Q. Glover’s Mistake is set in London and Utterly Monkey is set in England and Ireland. Would you consider setting your eye on America in your next work of fiction? Do you think it would be different to write an American protagonist?
The new novel’s set on an island in the Pacific, so not this time, no.
Most Helpful Customer Reviews
Unlucky at love, 30-something English teacher David Pinner falls hard for Ruth Marks, a former art teacher whose work is on display at a local gallery. Unfortunately, before he can even make his feelings known, she falls hard for his much younger roommate, James. The two have an almost immediate mutual attraction that quickly escalates to a marriage proposal, and David is quickly reduced to third wheel and chum to the happy couple. David, for his part, is not happy to step aside, and plots to plant a few choice seeds that just might tear the couple apart. Ruth is old enough to be James' mother and David uses that to plant doubt about his maturity and ability to commit to one woman. Ruth has been married multiple times and has had a few lesbian relationships in the past and David uses her close friendship with a past female lover to fan the flames of jealousy within James. He clings hopefully to the premise that when they break up, he will be that strong shoulder for Ruth to cry on and, ultimately, to turn her affections. I enjoyed this novel very much, particularly with Laird's uncanny ability to communicate the subtleties of language and gestures and how they can create a shift in how any given character can feel about his place in a group. One minute you are fitting in, and feeling loved and admired. Then with the raise of an eyebrow or with a simple cutting remark, you find yourself on the outside looking in, wondering if you were ever "in" with this group in the first place. My only disappointment happened with the end of the book. I felt as though the last pages were building to a huge climax--the image driven home with James' running harder and faster toward home--but it didn't really happen. However, this was a good story, all in all, and David's second disappointment with another potential girlfriend seemed fitting. I'll watch for more by this author.

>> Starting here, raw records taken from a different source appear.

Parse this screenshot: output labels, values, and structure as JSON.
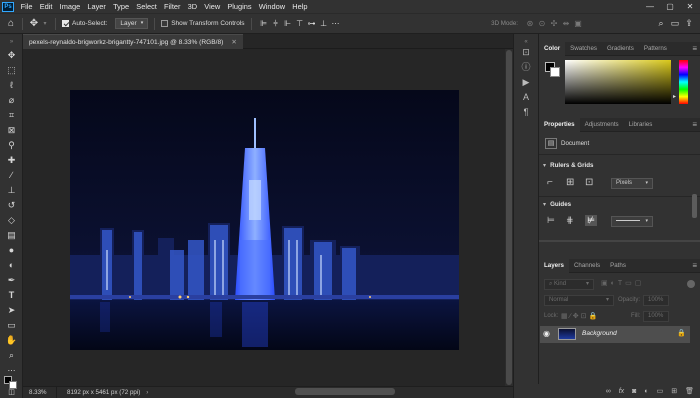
{
  "menubar": {
    "logo": "Ps",
    "items": [
      "File",
      "Edit",
      "Image",
      "Layer",
      "Type",
      "Select",
      "Filter",
      "3D",
      "View",
      "Plugins",
      "Window",
      "Help"
    ],
    "window_controls": [
      "—",
      "▢",
      "✕"
    ]
  },
  "options": {
    "auto_select_label": "Auto-Select:",
    "auto_select_target": "Layer",
    "transform_label": "Show Transform Controls",
    "mode_label": "3D Mode:"
  },
  "document": {
    "tab_title": "pexels-reynaldo-brigworkz-brigantty-747101.jpg @ 8.33% (RGB/8)",
    "tab_close": "✕",
    "zoom": "8.33%",
    "size_info": "8192 px x 5461 px (72 ppi)"
  },
  "panels": {
    "top_tabs": [
      "Color",
      "Swatches",
      "Gradients",
      "Patterns"
    ],
    "mid_tabs": [
      "Properties",
      "Adjustments",
      "Libraries"
    ],
    "document_label": "Document",
    "rulers_label": "Rulers & Grids",
    "units": "Pixels",
    "guides_label": "Guides",
    "layer_tabs": [
      "Layers",
      "Channels",
      "Paths"
    ],
    "kind_label": "Kind",
    "blend_mode": "Normal",
    "opacity_label": "Opacity:",
    "opacity_value": "100%",
    "lock_label": "Lock:",
    "fill_label": "Fill:",
    "fill_value": "100%",
    "layer_name": "Background"
  },
  "colors": {
    "accent": "#31a8ff",
    "photo_sky": "#0b1030",
    "city_glow": "#3a66ff"
  },
  "icons": [
    "move-icon",
    "marquee-icon",
    "lasso-icon",
    "quick-select-icon",
    "crop-icon",
    "frame-icon",
    "eyedropper-icon",
    "healing-icon",
    "brush-icon",
    "stamp-icon",
    "history-brush-icon",
    "eraser-icon",
    "gradient-icon",
    "blur-icon",
    "dodge-icon",
    "pen-icon",
    "type-icon",
    "path-select-icon",
    "rectangle-icon",
    "hand-icon",
    "zoom-icon"
  ]
}
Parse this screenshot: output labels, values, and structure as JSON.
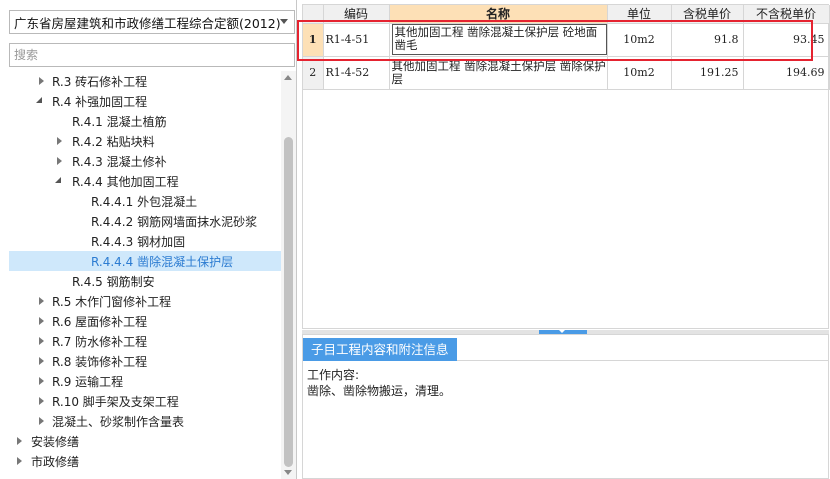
{
  "quota_select": {
    "value": "广东省房屋建筑和市政修缮工程综合定额(2012)"
  },
  "search": {
    "placeholder": "搜索"
  },
  "tree": [
    {
      "label": "R.3 砖石修补工程",
      "toggle": "collapsed"
    },
    {
      "label": "R.4 补强加固工程",
      "toggle": "expanded"
    },
    {
      "label": "R.4.1 混凝土植筋",
      "toggle": "none"
    },
    {
      "label": "R.4.2 粘贴块料",
      "toggle": "collapsed"
    },
    {
      "label": "R.4.3 混凝土修补",
      "toggle": "collapsed"
    },
    {
      "label": "R.4.4 其他加固工程",
      "toggle": "expanded"
    },
    {
      "label": "R.4.4.1 外包混凝土",
      "toggle": "none"
    },
    {
      "label": "R.4.4.2 钢筋网墙面抹水泥砂浆",
      "toggle": "none"
    },
    {
      "label": "R.4.4.3 钢材加固",
      "toggle": "none"
    },
    {
      "label": "R.4.4.4 凿除混凝土保护层",
      "toggle": "none",
      "selected": true
    },
    {
      "label": "R.4.5 钢筋制安",
      "toggle": "none"
    },
    {
      "label": "R.5 木作门窗修补工程",
      "toggle": "collapsed"
    },
    {
      "label": "R.6 屋面修补工程",
      "toggle": "collapsed"
    },
    {
      "label": "R.7 防水修补工程",
      "toggle": "collapsed"
    },
    {
      "label": "R.8 装饰修补工程",
      "toggle": "collapsed"
    },
    {
      "label": "R.9 运输工程",
      "toggle": "collapsed"
    },
    {
      "label": "R.10 脚手架及支架工程",
      "toggle": "collapsed"
    },
    {
      "label": "混凝土、砂浆制作含量表",
      "toggle": "collapsed"
    },
    {
      "label": "安装修缮",
      "toggle": "collapsed"
    },
    {
      "label": "市政修缮",
      "toggle": "collapsed"
    }
  ],
  "table": {
    "headers": {
      "code": "编码",
      "name": "名称",
      "unit": "单位",
      "tax_incl": "含税单价",
      "tax_excl": "不含税单价"
    },
    "rows": [
      {
        "index": "1",
        "code": "R1-4-51",
        "name": "其他加固工程 凿除混凝土保护层 砼地面凿毛",
        "unit": "10m2",
        "tax_incl": "91.8",
        "tax_excl": "93.45"
      },
      {
        "index": "2",
        "code": "R1-4-52",
        "name": "其他加固工程 凿除混凝土保护层 凿除保护层",
        "unit": "10m2",
        "tax_incl": "191.25",
        "tax_excl": "194.69"
      }
    ]
  },
  "info_panel": {
    "tab_label": "子目工程内容和附注信息",
    "work_content_label": "工作内容:",
    "work_content_text": "凿除、凿除物搬运，清理。"
  },
  "colors": {
    "accent": "#4a9be6",
    "highlight": "#e52330",
    "selected_header": "#fde0b6",
    "tree_selected": "#cfe8fb"
  }
}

Deceit, betrayal, and misunderstandings comprise the heart of this novel about two roommates and a woman who they both find attractive. Cleverly written as to show how friendships can easily unravel, this tale of London life disappoints only when the author intrudes on his own story to demonstrate his worldly knowledge and cynicism. Had he let his characters speak for him without his need to intrude, this would be a five star novel.